Florence. 2nd Novr 1826.
My dear Severn,
Here is Trelawney's letter at last. When you have read it, return it for Kirkup, who will, I expect, be with me in a week. I must set Trelawney right about your character, — you're not a sad flighty fellow; and I also hope to assure him Kirkup is not a sad lazy one. Ah! K: is coming! It's done at last, — all right and tight; but be you careful not to breathe a word in one's ear in Rome respecting his private affairs, — nothing will vex him or me more.
I wrote to you about a week ago. The matter that was on my mind to tell you at the close of my letter, and which I could not recollect, came full upon me in half an hour after. It was that I had promised Dilke to remind you about the landscape in the Madonna di Foligno picture,2 — and that he wishes said landscape to be the exact size of the original, — all "tale quale"3 except the bowl, which he desires may be omitted, — and further he hopes you will see it is properly executed.
My dog is going, — off somewhere, — or I must hang him; the wretch has gnawed one of my books, and broken another china plate, — plate! what do I say? — a large dish!!!
Remembrances to all friends,
Your's most truly,
1 A rough ink sketch of a woman appears on the envelope. Address: Al Pittore Inglese, / Il Sig. Guiseppe Severn, / No 22 Vicolo de' Marroniti, / Roma. Postmarks: FIRENZE; 4 NOVEMBRE. [Return to the letter]

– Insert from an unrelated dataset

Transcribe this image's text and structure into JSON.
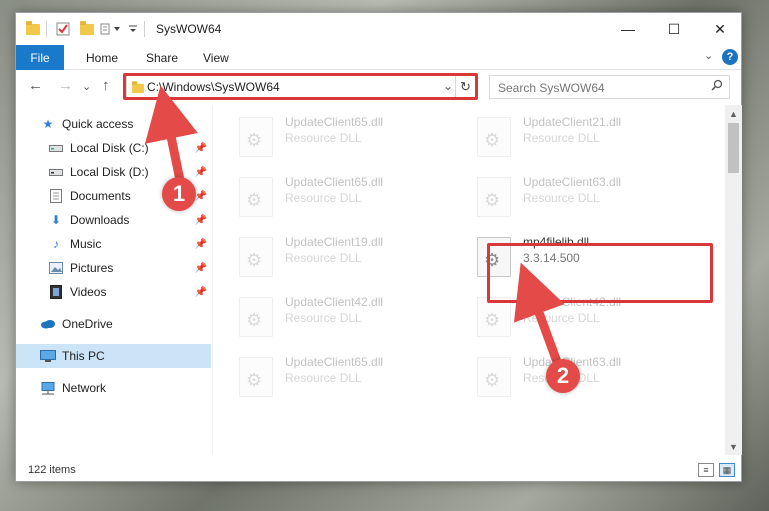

2 During Dilke's visit to Rome with Brown in October 1826 Severn had agreed to arrange for a copy to be made of a detail of Raphael's "Madonna of Foligno" in the Vatican. Much to Dilke's annoyance, it was ten years before Severn delivered it (KC, ii.10). Brown sent Severn several more reminders. See his letters of 2 Jan. 1827, 16 Aug. 1828 and 13 Dec. 1828. For commentary on Brown's actions, see "Fresh Light" 146-47. [Return to the letter]